We can all benefit from mindfulness being part of our daily lives. Ironically however, the importance of being aware is not a behaviour or state of being many of us are actually automatically aware of!
We speak of mindfulness in several contexts. For example, being open to other possibilities and better informed about a fact, a culture or historical tradition. Mindfulness also involves focusing our attention or awareness on the present moment; being fully conscious of what we are experiencing in the now. It is the achievement of this mental state of wellbeing used as a therapeutic technique which is unfortunately often viewed as an unattainable goal by mere mortals or a suspect practice, followed by the yoga crowd or disciples of long-haired hippy gurus! The fact is that practising some form of mindfulness is highly beneficial to people of all ages from all walks of life, including young children. Learning to live in the present is a non-denominational practice that does not require memorising complicated rituals, chanting mantras or taking exams. It does require some initial conscious thought, regular and consistent practice to be truly effective, and ideally, some nurturing guidance from a more seasoned practitioner.
Just five to ten minutes of daily mindfulness practice has numerous benefits for our mental, emotional and physical wellbeing. Studies in adults and college students have shown how mindfulness helps in the workplace, with academic success, coping with health issues, speeds up recovery from an illness, can help combat anxiety and depression, aids in coping with stressful or challenging situations, boosts confidence and resilience, and establishes a sense of wellbeing, among many other benefits.
Practising mindfulness with children from very young has positive benefits for both the adults and children involved. Integrating mindfulness into our daily interactions helps teachers and parents self-regulate, become more emotionally aware and patient. When we do that and take the time to accept children’s feelings, needs and emotions without judgement, we help support their all round development.

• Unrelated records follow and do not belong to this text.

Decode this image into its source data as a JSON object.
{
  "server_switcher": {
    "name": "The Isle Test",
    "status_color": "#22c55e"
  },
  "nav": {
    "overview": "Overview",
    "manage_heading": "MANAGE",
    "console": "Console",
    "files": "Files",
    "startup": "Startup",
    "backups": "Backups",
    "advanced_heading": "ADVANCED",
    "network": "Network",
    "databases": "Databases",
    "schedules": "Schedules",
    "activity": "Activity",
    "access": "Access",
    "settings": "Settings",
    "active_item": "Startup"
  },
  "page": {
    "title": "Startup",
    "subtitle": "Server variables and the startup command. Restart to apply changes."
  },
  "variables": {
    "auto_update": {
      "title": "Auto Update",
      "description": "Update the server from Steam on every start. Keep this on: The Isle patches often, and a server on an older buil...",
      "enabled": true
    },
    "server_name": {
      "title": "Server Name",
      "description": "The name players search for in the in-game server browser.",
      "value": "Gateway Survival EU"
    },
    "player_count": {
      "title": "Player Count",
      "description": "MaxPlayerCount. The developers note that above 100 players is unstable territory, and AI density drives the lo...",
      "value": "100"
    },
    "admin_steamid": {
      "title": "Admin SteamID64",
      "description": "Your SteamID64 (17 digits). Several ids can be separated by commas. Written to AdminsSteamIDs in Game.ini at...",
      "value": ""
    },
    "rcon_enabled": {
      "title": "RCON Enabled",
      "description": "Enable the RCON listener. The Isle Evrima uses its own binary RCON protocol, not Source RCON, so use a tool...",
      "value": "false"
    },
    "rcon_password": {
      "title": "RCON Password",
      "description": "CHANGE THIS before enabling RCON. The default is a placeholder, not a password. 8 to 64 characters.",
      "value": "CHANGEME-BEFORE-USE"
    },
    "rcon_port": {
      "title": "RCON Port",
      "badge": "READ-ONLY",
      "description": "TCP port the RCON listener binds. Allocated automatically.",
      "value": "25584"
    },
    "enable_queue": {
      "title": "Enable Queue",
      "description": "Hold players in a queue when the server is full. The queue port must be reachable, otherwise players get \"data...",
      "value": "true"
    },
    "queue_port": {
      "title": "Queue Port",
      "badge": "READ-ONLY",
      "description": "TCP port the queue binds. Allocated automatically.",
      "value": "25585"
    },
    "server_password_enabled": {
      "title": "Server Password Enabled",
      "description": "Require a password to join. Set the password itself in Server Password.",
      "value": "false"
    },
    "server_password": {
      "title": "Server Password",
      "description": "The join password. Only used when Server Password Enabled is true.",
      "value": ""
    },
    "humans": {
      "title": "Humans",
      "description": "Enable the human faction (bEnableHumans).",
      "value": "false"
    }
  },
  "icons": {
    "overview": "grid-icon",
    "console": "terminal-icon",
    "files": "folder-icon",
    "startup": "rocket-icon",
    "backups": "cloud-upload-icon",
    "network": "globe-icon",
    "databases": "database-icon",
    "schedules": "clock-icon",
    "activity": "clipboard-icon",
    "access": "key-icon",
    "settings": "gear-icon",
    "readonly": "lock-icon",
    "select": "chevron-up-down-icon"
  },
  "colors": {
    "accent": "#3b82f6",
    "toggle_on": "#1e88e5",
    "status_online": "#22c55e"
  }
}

Benefits of mindfulness practice to young children:
- Increases focus and attention span
- Improves listening skills
- Develops a sense of general wellbeing
- Improves the ability to cope in challenging or stressful situations
- Develops the ability to regulate emotions
- Increases empathy towards others
- Increases a sense of gratitude
- Develops observational skills
- Helps develop the ability to experience something or someone without judgement (older children)
- Improves emotional, social and mental development
- Improves cognitive abilities
- Increases resilience
- Increases the ability to solve problems / see solutions
- Increases levels of kindness
- Develops the ability to collaborate in groups and teams
- Improves academic performance
- Builds confidence to cope in social situations
- Develops greater behavioural self-control
- Improves tolerance and flexibility
Although some form of simple meditation practice can be taught to children, there are many other fun activities to do with them that can encourage mindfulness. Here are a few:
Run, run, run. STOP! Listen. Feel.
Ask your child how they feel before running or skipping around the room and then, how their body feels when they stop? Can they describe the sensations in their body?
Slow observation / Walking meditation
Walk slowly, purposefully and silently along a path in the park encouraging your child to do the same. Try to keep the same pace and distance between each footstep. Try not to talk at all for five minutes. Look up, look down, look about. What do you notice around you? Afterwards, talk to your child about some of the things they noticed along the way.
Visit the beach. Give your child three to five objects to look for. Can they spot them? What can you find together?
Take the time during a snack or any meal time to eat slowly. Role model chewing your food mindfully, savouring every mouthful. Ask your child, “What does your snack [or named food item] taste like?” “Can you describe its taste, texture and smell?” “What emotion do you feel when eating this food?” Then, perhaps you can talk about how thy might feel if they could not taste their favourite food!
Give a mindful hug
Ask your child to take three deep mindful breaths in and three deep mindful breaths out and then hug their sibling, carer, grandparent, you, or any other relative. Ask them, “How do you feel?” How do you think they [the person being hugged] feel?”
If you have a pet at home (a rabbit, cat or dog for example) encourage your child to sit quietly with them for a few moments. If small enough, let the pet settle down on your child’s lap. Encourage your child to stroke their fur gently and repeatedly. Again, can they describe to you how they feel in that moment and, how they sense the pet feels.
The benefits of a just a little mindfulness practice on a regular basis can be far reaching for all the family and the wider community. Children can start learning mindfulness from a young age. And if we incorporate mindful moments into their daily routine on a regular basis, at home and at school, mindfulness will cease to be a practice, rather than a natural and instinctive part of life.